‘If I found myself divorcing, Tom is the London solicitor I would choose. [He is] absolutely first class,’ says one leading QC about Tom Amlot, family lawyer and partner at Alexiou Fisher Philipps.
An accredited mediator and collaborative lawyer, the former commercial litigator joined the boutique firm in 2011 and enjoys tackling matters across different disciplines and areas of the law – especially in those cases which contain a crossborder aspect.
‘Many of my clients have issues that are of an international nature, so they require strategic advice from the perspective of different jurisdictions,’ he tells Spear’s. ‘I also have a number of clients for whom privacy is of paramount concern, so safeguarding this is of the utmost importance.’
Alexiou Fisher Philipps covers a broad range of family law matters, including financial disputes at the beginning and end of a relationship divorce, judicial separation and inheritance act claims, issues in relations to children, emergency measures and arbitration.
Recent successes include acting for the husband in a new High Court decision on the relevance of pre-acquired wealth, acting for the husband in a new authority on the importance of pre-marital wealth, and acting for the wife in what is now a leading authority on the impact of marital misconduct.
It has been an ‘interesting’ year for Amlot who has been representing the Great British Bake Off’s Paul Hollywood in his widely publicised divorce.
He enjoys seeing some of his cases going through the courts, though is glad many don’t. ‘I find it good when there’s a balance,’ he says, ‘I enjoy litigation but wouldn’t want it to be all that I do.
‘I’ve had a case which was reported as IX v IY, which was interesting for a number of reasons, the case started as a jurisdiction battle, but it landed in London and the decision is about the extent to which a pre-marriage business interest should be shared or otherwise,’ he recalls.

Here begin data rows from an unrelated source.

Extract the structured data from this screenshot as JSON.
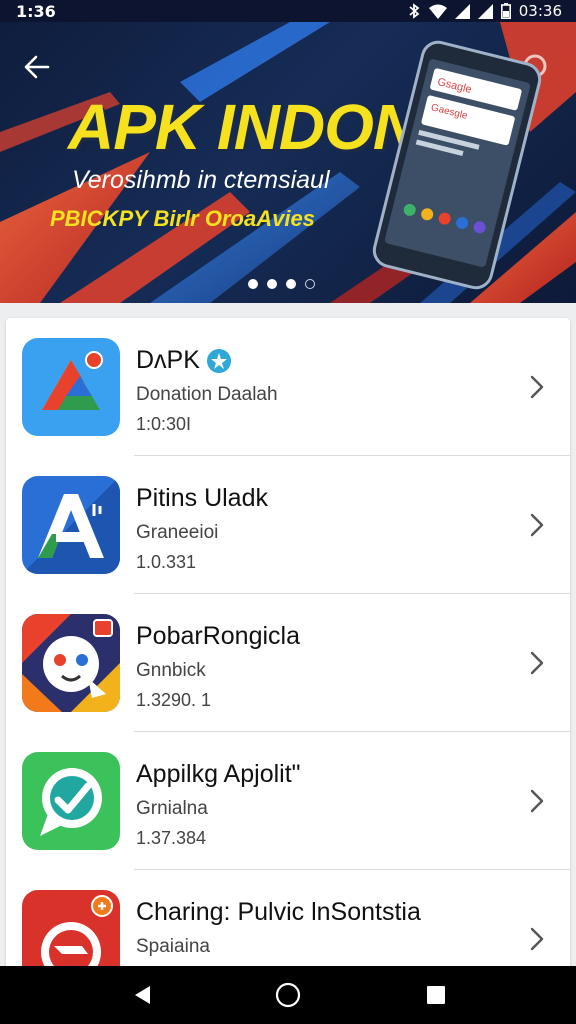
{
  "status_bar": {
    "time": "1:36",
    "clock": "03:36",
    "icons": [
      "bluetooth-icon",
      "wifi-icon",
      "signal-icon",
      "signal-icon",
      "battery-icon"
    ]
  },
  "banner": {
    "title": "APK INDONE",
    "subtitle": "Verosihmb in ctemsiaul",
    "tagline": "PBICKPY Birlr OroaAvies",
    "phone_screen_text_1": "Gsagle",
    "phone_screen_text_2": "Gaesgle",
    "page_indicator": {
      "count": 4,
      "active": 2
    },
    "colors": {
      "title": "#f5e11d",
      "accent_red": "#e8412c",
      "accent_blue": "#2a6fd6",
      "background": "#0f1d3d"
    }
  },
  "apps": [
    {
      "name": "DʌPK",
      "category": "Donation Daalah",
      "version": "1:0:30I",
      "icon": "drive-triangle-icon",
      "verified": true
    },
    {
      "name": "Pitins Uladk",
      "category": "Graneeioi",
      "version": "1.0.331",
      "icon": "letter-a-icon",
      "verified": false
    },
    {
      "name": "PobarRongicla",
      "category": "Gnnbick",
      "version": "1.3290. 1",
      "icon": "game-character-icon",
      "verified": false
    },
    {
      "name": "Appilkg Apjolit\"",
      "category": "Grnialna",
      "version": "1.37.384",
      "icon": "chat-bubble-icon",
      "verified": false
    },
    {
      "name": "Charing: Pulvic lnSontstia",
      "category": "Spaiaina",
      "version": "",
      "icon": "flag-red-icon",
      "verified": false
    }
  ],
  "nav_bar": {
    "buttons": [
      "back-triangle-icon",
      "home-circle-icon",
      "recents-square-icon"
    ]
  }
}
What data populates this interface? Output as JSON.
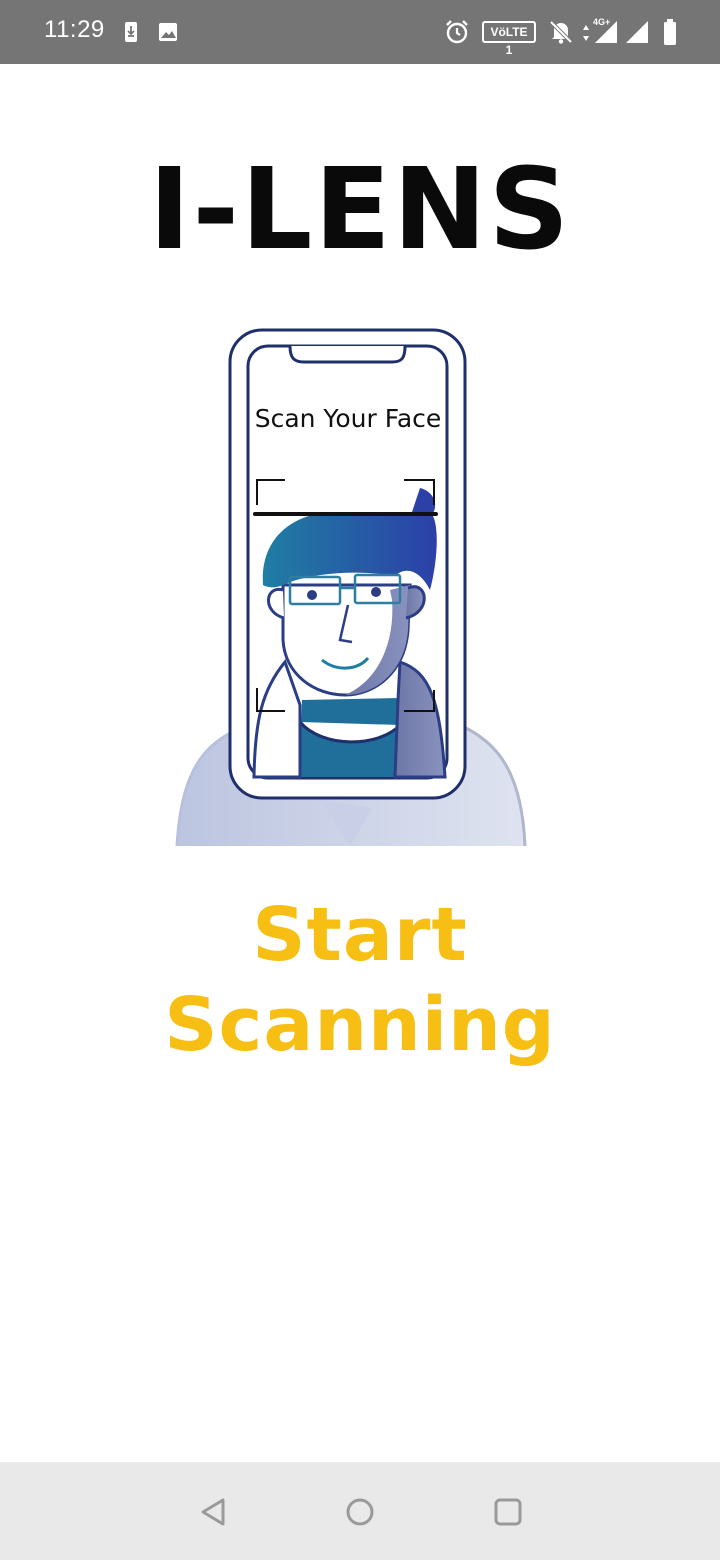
{
  "status_bar": {
    "time": "11:29",
    "volte": "VöLTE 1",
    "network": "4G+",
    "icons": [
      "download-notification-icon",
      "image-notification-icon",
      "alarm-icon",
      "volte-icon",
      "bell-muted-icon",
      "signal-4g-icon",
      "signal-icon",
      "battery-icon"
    ]
  },
  "app": {
    "title": "I-LENS",
    "illustration_caption": "Scan Your Face",
    "start_label": "Start Scanning"
  },
  "colors": {
    "accent": "#f7bf14",
    "phone_outline": "#1f2f6b",
    "hair": "#1d5fa0",
    "status_bar": "#757575"
  },
  "nav_bar": {
    "buttons": [
      "back-icon",
      "home-icon",
      "recents-icon"
    ]
  }
}
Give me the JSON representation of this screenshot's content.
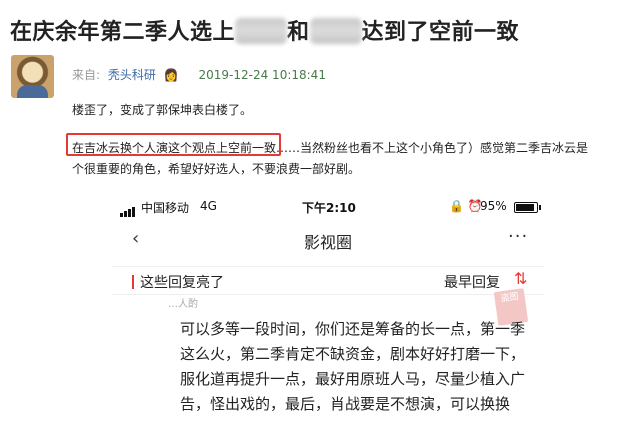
{
  "post": {
    "title_part1": "在庆余年第二季人选上",
    "title_part2": "和",
    "title_part3": "达到了空前一致",
    "meta_from": "来自:",
    "author": "秃头科研",
    "author_emoji": "👩",
    "timestamp": "2019-12-24 10:18:41",
    "paragraph1": "楼歪了，变成了郭保坤表白楼了。",
    "p2_highlight": "在吉冰云换个人演这个观点上空前一致",
    "p2_rest1": "……当然粉丝也看不上这个小角色了）感觉第二季吉冰云是",
    "p2_line2": "个很重要的角色，希望好好选人，不要浪费一部好剧。"
  },
  "screenshot": {
    "status": {
      "carrier": "中国移动",
      "network": "4G",
      "time": "下午2:10",
      "icons": "🔒 ⏰",
      "battery_pct": "95%",
      "battery_level": 0.95
    },
    "nav": {
      "back": "‹",
      "title": "影视圈",
      "more": "···"
    },
    "reply_bar": {
      "left_label": "这些回复亮了",
      "right_label": "最早回复",
      "sort_icon": "⇅"
    },
    "stamp_text": "盗图",
    "user_partial": "…人酌",
    "comment": "可以多等一段时间，你们还是筹备的长一点，第一季这么火，第二季肯定不缺资金，剧本好好打磨一下，服化道再提升一点，最好用原班人马，尽量少植入广告，怪出戏的，最后，肖战要是不想演，可以换换"
  },
  "colors": {
    "highlight_border": "#e53935",
    "author_link": "#3a6aa8",
    "timestamp": "#4a7a4a"
  }
}
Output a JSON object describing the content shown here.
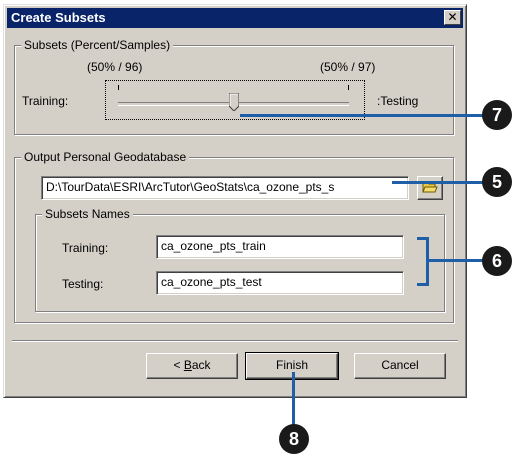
{
  "dialog": {
    "title": "Create Subsets",
    "close_glyph": "✕"
  },
  "subsets": {
    "legend": "Subsets (Percent/Samples)",
    "left_value": "(50% / 96)",
    "right_value": "(50% / 97)",
    "training_label": "Training:",
    "testing_label": ":Testing",
    "slider_fraction": 0.5
  },
  "output": {
    "legend": "Output Personal Geodatabase",
    "path": "D:\\TourData\\ESRI\\ArcTutor\\GeoStats\\ca_ozone_pts_s",
    "browse_icon": "open-folder-icon",
    "names_legend": "Subsets Names",
    "training_label": "Training:",
    "training_value": "ca_ozone_pts_train",
    "testing_label": "Testing:",
    "testing_value": "ca_ozone_pts_test"
  },
  "buttons": {
    "back_prefix": "< ",
    "back_mnemonic": "B",
    "back_rest": "ack",
    "finish": "Finish",
    "cancel": "Cancel"
  },
  "callouts": {
    "c7": "7",
    "c5": "5",
    "c6": "6",
    "c8": "8"
  },
  "colors": {
    "title_bar": "#0a246a",
    "dialog_face": "#d4d0c8",
    "callout_line": "#1f5fa8",
    "callout_circle": "#1a1a1a"
  }
}
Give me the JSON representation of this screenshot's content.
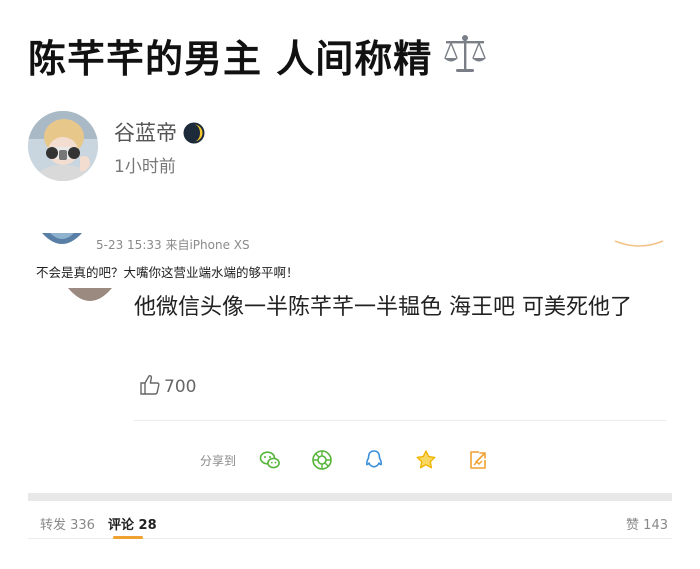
{
  "post": {
    "title": "陈芊芊的男主 人间称精",
    "title_emoji": "scale-icon",
    "author": {
      "name": "谷蓝帝",
      "badge": "moon-icon",
      "time": "1小时前"
    }
  },
  "screenshot": {
    "meta": "5-23 15:33  来自iPhone XS",
    "post_text": "不会是真的吧？大嘴你这营业端水端的够平啊！",
    "comment": "他微信头像一半陈芊芊一半韫色 海王吧 可美死他了",
    "likes": "700",
    "share_label": "分享到",
    "share_icons": [
      "wechat-icon",
      "moments-icon",
      "qq-icon",
      "favorite-icon",
      "export-icon"
    ]
  },
  "tabs": {
    "repost": "转发 336",
    "comments": "评论 28",
    "likes": "赞 143"
  },
  "colors": {
    "accent": "#f0a131",
    "share_icon": "#55b53a",
    "qq_icon": "#3b8fd9",
    "star_icon": "#f0b400",
    "text_muted": "#888888"
  }
}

Is London still the divorce capital of the world, Spear’s asked the capital-based solicitor earlier this year? His answer was a blunt ‘yes’. Why? ‘It is the most generous-paying jurisdiction for financially weaker parties, simple as that.’